from the President
By Chris White
One of the most common questions we receive at White
Labs has to do with storing yeast in sterile water. The theorys roots
are a bit mysterious, but over the past year we have seen more and more
articles and Web postings related to this theory.
The theory goes something like this:
Store yeast in sterile water at room temperature and
it will last for years. The idea is that the yeast will go into a
hibernation state because there are no sugars or other nutrients for
them to feed on.
As one brewer recently posted on a popular Web site,
"You can store these vials at room temperature for at least 6
months, probably for years. The concept is that in distilled water with
no nutrients around, the yeast just go dormant."
At first I wanted to believe in this theory. We at
White Labs cryogenically freeze our yeast, and we have long felt that
this is by far the best storage technique. But if room temperature/water
storage worked, brewers would be able to store yeast longer.
So we put the theory to the test. Sorry for the pun,

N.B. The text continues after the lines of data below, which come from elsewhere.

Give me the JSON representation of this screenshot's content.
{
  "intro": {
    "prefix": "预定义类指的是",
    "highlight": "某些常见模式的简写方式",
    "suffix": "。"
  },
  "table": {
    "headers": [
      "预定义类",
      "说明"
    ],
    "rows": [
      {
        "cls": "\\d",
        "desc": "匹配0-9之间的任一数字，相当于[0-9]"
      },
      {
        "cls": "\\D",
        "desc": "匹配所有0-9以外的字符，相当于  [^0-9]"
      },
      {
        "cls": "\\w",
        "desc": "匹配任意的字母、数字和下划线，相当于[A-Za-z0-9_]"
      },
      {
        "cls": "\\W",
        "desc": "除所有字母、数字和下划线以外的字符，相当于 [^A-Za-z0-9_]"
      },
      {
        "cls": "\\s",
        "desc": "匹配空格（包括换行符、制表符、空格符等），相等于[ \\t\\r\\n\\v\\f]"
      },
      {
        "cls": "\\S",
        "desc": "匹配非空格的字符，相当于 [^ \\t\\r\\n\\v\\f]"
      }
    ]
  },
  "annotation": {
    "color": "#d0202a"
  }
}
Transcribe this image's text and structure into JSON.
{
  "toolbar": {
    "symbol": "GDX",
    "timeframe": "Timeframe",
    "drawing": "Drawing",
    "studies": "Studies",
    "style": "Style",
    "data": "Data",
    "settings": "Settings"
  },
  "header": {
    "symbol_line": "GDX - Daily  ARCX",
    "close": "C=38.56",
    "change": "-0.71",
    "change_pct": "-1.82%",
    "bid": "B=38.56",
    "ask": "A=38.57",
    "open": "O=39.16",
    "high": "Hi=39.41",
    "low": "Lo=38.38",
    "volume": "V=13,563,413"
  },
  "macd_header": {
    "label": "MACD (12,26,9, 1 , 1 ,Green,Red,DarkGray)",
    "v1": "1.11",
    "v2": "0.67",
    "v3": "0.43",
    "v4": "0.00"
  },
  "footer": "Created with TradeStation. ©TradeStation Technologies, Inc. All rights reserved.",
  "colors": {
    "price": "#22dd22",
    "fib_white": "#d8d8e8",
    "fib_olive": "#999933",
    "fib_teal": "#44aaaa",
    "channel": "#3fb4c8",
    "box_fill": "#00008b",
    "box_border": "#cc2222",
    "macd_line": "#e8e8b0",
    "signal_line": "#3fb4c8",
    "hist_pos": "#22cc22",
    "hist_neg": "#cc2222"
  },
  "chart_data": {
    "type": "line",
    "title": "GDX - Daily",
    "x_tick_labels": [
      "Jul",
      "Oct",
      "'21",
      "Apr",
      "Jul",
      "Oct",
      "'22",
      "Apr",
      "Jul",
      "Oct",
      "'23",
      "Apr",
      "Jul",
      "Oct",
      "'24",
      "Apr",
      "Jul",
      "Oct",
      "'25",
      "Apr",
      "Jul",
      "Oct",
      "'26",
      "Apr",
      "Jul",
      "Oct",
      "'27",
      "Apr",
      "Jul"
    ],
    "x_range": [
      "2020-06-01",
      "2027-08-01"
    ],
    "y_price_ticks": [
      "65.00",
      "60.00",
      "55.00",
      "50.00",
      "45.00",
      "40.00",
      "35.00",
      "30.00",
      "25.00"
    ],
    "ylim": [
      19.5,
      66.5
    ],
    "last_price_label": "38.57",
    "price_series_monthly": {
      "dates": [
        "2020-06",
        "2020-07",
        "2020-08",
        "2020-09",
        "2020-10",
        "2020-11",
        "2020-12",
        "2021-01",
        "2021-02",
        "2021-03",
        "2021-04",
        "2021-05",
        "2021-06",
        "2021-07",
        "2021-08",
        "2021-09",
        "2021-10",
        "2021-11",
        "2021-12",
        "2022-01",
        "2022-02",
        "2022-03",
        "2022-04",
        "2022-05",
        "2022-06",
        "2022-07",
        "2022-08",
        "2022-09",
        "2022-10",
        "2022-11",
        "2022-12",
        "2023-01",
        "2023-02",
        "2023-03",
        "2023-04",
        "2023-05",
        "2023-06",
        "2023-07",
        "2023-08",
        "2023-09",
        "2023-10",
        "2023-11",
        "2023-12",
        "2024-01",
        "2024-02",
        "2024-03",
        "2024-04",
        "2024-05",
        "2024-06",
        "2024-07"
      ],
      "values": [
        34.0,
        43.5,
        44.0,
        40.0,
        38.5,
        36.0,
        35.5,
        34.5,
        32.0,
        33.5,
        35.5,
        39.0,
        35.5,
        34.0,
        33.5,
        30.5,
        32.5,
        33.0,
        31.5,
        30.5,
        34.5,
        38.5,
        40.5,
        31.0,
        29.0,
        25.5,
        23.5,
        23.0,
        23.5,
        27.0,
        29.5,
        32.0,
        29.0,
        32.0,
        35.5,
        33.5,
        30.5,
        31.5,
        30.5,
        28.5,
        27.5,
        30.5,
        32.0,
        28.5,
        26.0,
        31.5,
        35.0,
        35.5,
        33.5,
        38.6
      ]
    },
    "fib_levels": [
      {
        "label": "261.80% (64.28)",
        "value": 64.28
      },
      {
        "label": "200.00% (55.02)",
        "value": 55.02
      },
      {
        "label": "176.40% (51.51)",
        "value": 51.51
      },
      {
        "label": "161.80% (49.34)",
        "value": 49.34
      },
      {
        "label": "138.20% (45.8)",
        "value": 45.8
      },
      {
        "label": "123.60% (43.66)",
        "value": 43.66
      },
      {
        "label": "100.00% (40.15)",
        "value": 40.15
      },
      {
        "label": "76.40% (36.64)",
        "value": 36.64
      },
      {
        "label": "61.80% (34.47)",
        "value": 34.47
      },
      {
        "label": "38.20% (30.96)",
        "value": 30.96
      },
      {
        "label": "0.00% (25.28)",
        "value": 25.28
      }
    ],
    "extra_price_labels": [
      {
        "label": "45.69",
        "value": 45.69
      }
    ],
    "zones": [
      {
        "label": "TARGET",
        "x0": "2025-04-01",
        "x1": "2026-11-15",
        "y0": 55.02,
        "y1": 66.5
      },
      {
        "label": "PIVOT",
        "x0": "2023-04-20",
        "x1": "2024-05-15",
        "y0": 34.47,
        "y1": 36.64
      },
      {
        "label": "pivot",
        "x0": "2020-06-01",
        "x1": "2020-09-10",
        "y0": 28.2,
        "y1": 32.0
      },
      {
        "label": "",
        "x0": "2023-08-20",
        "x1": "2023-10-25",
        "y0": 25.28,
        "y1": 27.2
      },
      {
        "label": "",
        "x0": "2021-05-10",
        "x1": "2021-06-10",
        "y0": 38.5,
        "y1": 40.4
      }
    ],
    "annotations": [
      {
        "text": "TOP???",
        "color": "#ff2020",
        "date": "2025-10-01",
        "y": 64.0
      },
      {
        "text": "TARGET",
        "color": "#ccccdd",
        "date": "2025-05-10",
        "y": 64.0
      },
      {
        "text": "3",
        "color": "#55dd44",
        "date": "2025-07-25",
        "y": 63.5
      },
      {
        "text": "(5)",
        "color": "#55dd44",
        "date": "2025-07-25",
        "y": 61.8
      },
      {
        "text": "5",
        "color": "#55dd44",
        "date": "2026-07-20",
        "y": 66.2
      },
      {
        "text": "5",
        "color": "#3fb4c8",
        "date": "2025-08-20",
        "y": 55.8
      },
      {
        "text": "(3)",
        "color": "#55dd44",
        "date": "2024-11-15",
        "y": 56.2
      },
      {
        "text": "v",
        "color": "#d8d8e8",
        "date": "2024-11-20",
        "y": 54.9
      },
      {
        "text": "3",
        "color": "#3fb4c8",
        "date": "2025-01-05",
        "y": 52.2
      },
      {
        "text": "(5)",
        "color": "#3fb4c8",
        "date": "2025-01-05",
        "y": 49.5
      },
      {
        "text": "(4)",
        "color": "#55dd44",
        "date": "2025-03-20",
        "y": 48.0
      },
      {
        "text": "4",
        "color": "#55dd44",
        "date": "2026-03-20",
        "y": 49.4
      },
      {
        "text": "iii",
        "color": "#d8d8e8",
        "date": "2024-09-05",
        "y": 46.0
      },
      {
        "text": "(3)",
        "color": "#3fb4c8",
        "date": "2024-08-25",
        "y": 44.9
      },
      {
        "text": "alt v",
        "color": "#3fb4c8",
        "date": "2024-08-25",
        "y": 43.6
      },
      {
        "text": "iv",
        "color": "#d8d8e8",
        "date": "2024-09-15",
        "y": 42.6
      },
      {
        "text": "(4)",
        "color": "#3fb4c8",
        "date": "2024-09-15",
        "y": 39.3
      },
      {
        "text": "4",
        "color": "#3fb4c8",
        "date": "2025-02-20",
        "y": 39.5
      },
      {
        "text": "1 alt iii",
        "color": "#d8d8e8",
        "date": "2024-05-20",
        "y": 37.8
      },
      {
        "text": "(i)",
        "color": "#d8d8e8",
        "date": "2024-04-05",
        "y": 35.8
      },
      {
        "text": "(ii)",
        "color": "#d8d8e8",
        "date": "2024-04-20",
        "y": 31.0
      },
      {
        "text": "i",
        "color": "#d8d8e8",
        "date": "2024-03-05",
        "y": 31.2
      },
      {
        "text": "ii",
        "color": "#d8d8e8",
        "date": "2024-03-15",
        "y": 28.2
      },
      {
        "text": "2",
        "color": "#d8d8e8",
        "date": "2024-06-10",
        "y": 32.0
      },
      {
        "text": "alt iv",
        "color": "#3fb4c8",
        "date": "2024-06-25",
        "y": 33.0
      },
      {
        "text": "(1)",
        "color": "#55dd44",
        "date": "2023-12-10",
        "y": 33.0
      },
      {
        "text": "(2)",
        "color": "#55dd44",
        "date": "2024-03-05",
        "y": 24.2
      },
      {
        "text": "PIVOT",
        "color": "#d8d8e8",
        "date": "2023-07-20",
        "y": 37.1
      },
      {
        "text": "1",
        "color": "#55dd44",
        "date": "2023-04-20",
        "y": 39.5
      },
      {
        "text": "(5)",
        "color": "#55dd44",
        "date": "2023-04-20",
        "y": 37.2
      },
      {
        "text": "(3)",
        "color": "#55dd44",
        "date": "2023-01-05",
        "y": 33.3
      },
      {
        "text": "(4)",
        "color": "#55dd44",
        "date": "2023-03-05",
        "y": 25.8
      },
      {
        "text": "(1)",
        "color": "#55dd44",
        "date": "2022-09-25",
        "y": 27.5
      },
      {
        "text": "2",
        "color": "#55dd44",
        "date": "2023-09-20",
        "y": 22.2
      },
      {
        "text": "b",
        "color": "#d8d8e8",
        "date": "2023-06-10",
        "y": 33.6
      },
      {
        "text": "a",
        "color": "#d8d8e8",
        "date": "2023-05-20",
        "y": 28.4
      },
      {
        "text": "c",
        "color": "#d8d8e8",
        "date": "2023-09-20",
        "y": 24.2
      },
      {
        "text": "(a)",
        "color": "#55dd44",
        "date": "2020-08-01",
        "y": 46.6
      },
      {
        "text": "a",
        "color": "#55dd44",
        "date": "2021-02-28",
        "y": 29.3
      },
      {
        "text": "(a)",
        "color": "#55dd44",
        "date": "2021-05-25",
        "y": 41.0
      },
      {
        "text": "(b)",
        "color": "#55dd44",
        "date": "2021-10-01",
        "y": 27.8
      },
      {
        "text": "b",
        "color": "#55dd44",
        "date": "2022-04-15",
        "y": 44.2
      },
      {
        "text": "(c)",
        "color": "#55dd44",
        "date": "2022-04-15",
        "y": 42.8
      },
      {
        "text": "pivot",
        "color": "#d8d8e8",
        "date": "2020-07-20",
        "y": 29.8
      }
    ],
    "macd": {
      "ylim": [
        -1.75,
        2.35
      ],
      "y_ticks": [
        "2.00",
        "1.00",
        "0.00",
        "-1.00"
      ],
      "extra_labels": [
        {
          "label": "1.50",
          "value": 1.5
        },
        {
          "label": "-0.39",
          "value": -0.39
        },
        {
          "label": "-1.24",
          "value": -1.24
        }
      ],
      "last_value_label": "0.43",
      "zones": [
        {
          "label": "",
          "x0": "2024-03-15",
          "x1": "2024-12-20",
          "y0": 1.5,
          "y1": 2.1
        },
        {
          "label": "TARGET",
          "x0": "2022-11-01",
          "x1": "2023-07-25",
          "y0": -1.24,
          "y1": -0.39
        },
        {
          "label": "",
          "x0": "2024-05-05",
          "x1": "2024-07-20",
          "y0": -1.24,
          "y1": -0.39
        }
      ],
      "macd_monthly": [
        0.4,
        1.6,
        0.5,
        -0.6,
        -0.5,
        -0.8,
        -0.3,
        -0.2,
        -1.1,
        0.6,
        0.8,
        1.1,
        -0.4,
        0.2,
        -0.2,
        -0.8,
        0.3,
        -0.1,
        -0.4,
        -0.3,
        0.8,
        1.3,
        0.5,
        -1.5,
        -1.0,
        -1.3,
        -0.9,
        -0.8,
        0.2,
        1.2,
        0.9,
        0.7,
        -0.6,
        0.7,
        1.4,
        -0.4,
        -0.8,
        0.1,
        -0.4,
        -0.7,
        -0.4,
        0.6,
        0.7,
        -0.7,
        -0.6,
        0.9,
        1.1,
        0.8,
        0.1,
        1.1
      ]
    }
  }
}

but it just did not hold water.
Over the last year our lab manager, Lisa White, and
Kelly Correll, our senior lab technician, tested the theory in a variety
of ways. They found that the viability dropped much faster in water,
whether the yeast was washed or not washed, kept in the cold room or at
Correll explained to me that the dye she used for the
experiment was passing in and out of the cell, a sure sign of cell wall
meltdown. And when plating the colonies, Correll said she was seeing
very little growth.
"Between four and five weeks, that was the life
of the yeast at room temperature in sterile water," Correll said.
"But it was looking bad in three weeks."
Here are some typical numbers from our tests:
Percentage of viable yeast cells after two weeks of storing yeast in
sterile water at room temperature, 5 percent. The percentage of viable
cells in sterile water at cold temperatures (40 F), 25 percent. Typical
White Labs yeast after the same time period with normal storage
techniques, over 90 percent. Typical yeast viability at a commercial
brewery, 25 percent.
The experiments left Correll with one thought:
"Dont put it in water."
I might add that with small cultures, storing it in
sterile water might not hurt much because you can still get a small
amount to plate out.
But you cannot start out with, say, 10 gallons of
yeast and expect to have 10 gallons of healthy yeast later on.
If you are not using the most advanced yeast storage
techniques, the yeast cells will change. They will mutate. That is why
we cryogenically freeze the yeast. Besides our own strains, we freeze
hundreds of yeast strains for small and large breweries alike.
Keep your yeast healthy, and they will make you
Chris White is President of White Labs Inc. and is a
chemistry and biochemistry lecturer at the University of California, San
Diego. He has a Ph.D in biochemistry.